● AIM OF THE TASK
Each line of the data holding "Introduction" should be found and copied.

■ ■ ■ ■ ■

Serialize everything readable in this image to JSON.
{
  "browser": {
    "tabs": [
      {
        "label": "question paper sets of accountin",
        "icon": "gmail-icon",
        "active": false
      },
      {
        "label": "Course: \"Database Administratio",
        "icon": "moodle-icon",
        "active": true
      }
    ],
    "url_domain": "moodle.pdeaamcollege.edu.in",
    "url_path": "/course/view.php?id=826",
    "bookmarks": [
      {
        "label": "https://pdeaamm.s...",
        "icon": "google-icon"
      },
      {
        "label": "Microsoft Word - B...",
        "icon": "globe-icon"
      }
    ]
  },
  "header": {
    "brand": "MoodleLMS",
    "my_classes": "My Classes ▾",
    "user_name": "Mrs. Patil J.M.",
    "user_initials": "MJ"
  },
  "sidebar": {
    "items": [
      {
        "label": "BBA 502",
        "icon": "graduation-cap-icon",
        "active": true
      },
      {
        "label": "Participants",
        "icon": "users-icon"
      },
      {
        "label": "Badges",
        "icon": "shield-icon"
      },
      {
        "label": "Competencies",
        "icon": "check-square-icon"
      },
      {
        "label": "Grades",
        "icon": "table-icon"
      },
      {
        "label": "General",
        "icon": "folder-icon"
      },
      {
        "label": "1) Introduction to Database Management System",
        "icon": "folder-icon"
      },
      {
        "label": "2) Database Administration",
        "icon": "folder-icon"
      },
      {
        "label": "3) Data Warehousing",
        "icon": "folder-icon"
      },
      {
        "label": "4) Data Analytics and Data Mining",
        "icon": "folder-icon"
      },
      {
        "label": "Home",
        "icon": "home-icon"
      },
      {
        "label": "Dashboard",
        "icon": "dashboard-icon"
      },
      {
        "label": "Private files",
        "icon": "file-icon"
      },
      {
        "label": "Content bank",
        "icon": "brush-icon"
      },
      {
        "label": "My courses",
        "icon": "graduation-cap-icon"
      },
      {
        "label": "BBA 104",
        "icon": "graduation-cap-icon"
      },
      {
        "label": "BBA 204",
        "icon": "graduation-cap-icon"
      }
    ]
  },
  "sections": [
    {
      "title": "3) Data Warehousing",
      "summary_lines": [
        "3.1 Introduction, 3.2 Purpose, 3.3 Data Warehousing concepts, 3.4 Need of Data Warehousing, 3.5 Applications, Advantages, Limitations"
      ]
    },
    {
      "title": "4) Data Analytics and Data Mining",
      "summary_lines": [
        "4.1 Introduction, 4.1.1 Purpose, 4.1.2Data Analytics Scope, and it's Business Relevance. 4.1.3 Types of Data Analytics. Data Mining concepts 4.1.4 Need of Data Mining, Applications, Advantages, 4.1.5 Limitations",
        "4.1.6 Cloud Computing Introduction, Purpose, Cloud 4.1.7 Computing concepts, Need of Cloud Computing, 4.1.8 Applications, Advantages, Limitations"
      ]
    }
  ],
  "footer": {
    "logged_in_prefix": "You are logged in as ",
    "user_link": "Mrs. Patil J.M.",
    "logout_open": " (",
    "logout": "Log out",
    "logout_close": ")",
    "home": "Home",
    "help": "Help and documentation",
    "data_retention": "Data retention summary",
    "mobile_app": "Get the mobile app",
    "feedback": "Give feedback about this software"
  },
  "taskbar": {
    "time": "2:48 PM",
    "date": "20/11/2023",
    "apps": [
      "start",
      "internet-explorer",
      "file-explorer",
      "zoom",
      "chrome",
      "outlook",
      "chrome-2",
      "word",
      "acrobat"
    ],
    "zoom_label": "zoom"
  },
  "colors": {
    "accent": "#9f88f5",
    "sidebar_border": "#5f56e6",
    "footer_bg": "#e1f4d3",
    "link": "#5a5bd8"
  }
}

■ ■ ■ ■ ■

● COMPLETED TASK
        "label": "1) Introduction to Database Management System",
        "3.1 Introduction, 3.2 Purpose, 3.3 Data Warehousing concepts, 3.4 Need of Data Warehousing, 3.5 Applications, Advantages, Limitations"
        "4.1 Introduction, 4.1.1 Purpose, 4.1.2Data Analytics Scope, and it's Business Relevance. 4.1.3 Types of Data Analytics. Data Mining concepts 4.1.4 Need of Data Mining, Applications, Advantages, 4.1.5 Limitations",
        "4.1.6 Cloud Computing Introduction, Purpose, Cloud 4.1.7 Computing concepts, Need of Cloud Computing, 4.1.8 Applications, Advantages, Limitations"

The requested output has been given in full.